* GIVEN ENTRIES *

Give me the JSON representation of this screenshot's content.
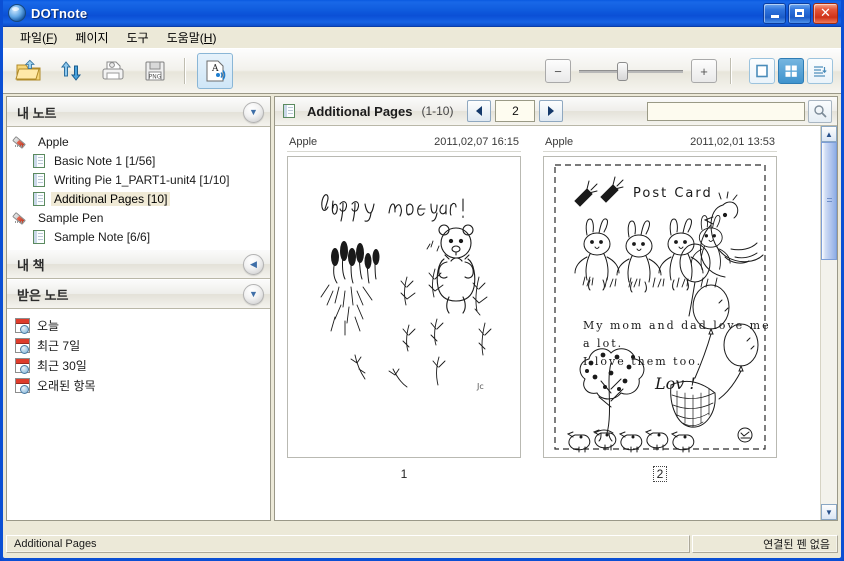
{
  "window": {
    "title": "DOTnote",
    "icon": "app-globe-icon",
    "minimize_label": "Minimize",
    "maximize_label": "Maximize",
    "close_label": "Close"
  },
  "menu": [
    {
      "label": "파일(F)",
      "text": "파일(",
      "mnemonic": "F",
      "tail": ")"
    },
    {
      "label": "페이지",
      "text": "페이지",
      "mnemonic": "",
      "tail": ""
    },
    {
      "label": "도구",
      "text": "도구",
      "mnemonic": "",
      "tail": ""
    },
    {
      "label": "도움말(H)",
      "text": "도움말(",
      "mnemonic": "H",
      "tail": ")"
    }
  ],
  "toolbar": {
    "buttons": [
      {
        "name": "open-folder-button",
        "icon": "folder-upload-icon",
        "active": false
      },
      {
        "name": "sync-button",
        "icon": "sync-arrows-icon",
        "active": false
      },
      {
        "name": "print-button",
        "icon": "printer-icon",
        "active": false
      },
      {
        "name": "export-png-button",
        "icon": "png-save-icon",
        "active": false
      },
      {
        "name": "text-recognition-button",
        "icon": "text-wireless-icon",
        "active": true
      }
    ],
    "zoom_out_label": "−",
    "zoom_in_label": "+",
    "view_modes": [
      {
        "name": "view-single",
        "selected": false
      },
      {
        "name": "view-grid",
        "selected": true
      },
      {
        "name": "view-list",
        "selected": false
      }
    ]
  },
  "sidebar": {
    "sections": [
      {
        "title": "내 노트",
        "chevron": "chevron-down-icon",
        "expanded": true
      },
      {
        "title": "내 책",
        "chevron": "chevron-left-icon",
        "expanded": false
      },
      {
        "title": "받은 노트",
        "chevron": "chevron-down-icon",
        "expanded": true
      }
    ],
    "tree": [
      {
        "label": "Apple",
        "type": "pen",
        "selected": false
      },
      {
        "label": "Basic Note 1 [1/56]",
        "type": "note",
        "selected": false
      },
      {
        "label": "Writing Pie 1_PART1-unit4 [1/10]",
        "type": "note",
        "selected": false
      },
      {
        "label": "Additional Pages [10]",
        "type": "note",
        "selected": true
      },
      {
        "label": "Sample Pen",
        "type": "pen",
        "selected": false
      },
      {
        "label": "Sample Note [6/6]",
        "type": "note",
        "selected": false
      }
    ],
    "dates": [
      {
        "label": "오늘"
      },
      {
        "label": "최근 7일"
      },
      {
        "label": "최근 30일"
      },
      {
        "label": "오래된 항목"
      }
    ]
  },
  "content": {
    "icon": "note-icon",
    "title": "Additional Pages",
    "range": "(1-10)",
    "prev_label": "Previous page",
    "next_label": "Next page",
    "page_value": "2",
    "search_value": "",
    "search_placeholder": "",
    "search_button": "search-icon",
    "thumbnails": [
      {
        "owner": "Apple",
        "timestamp": "2011,02,07 16:15",
        "page_number": "1",
        "focused": false,
        "drawing": "happy-new-year-lavender-bear-sketch",
        "handwriting": "Happy new year!"
      },
      {
        "owner": "Apple",
        "timestamp": "2011,02,01 13:53",
        "page_number": "2",
        "focused": true,
        "drawing": "post-card-bunnies-balloons-sketch",
        "handwriting": "Post Card / My mom and dad love me a lot. / I love them too. / Love !"
      }
    ]
  },
  "statusbar": {
    "left": "Additional Pages",
    "right": "연결된 펜 없음"
  },
  "colors": {
    "titlebar_blue": "#0b4fd6",
    "window_face": "#ece9d8",
    "selection": "#f0ead6",
    "accent": "#3f93cd"
  }
}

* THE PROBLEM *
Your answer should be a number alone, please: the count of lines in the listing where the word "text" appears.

* RESULT BELOW *
6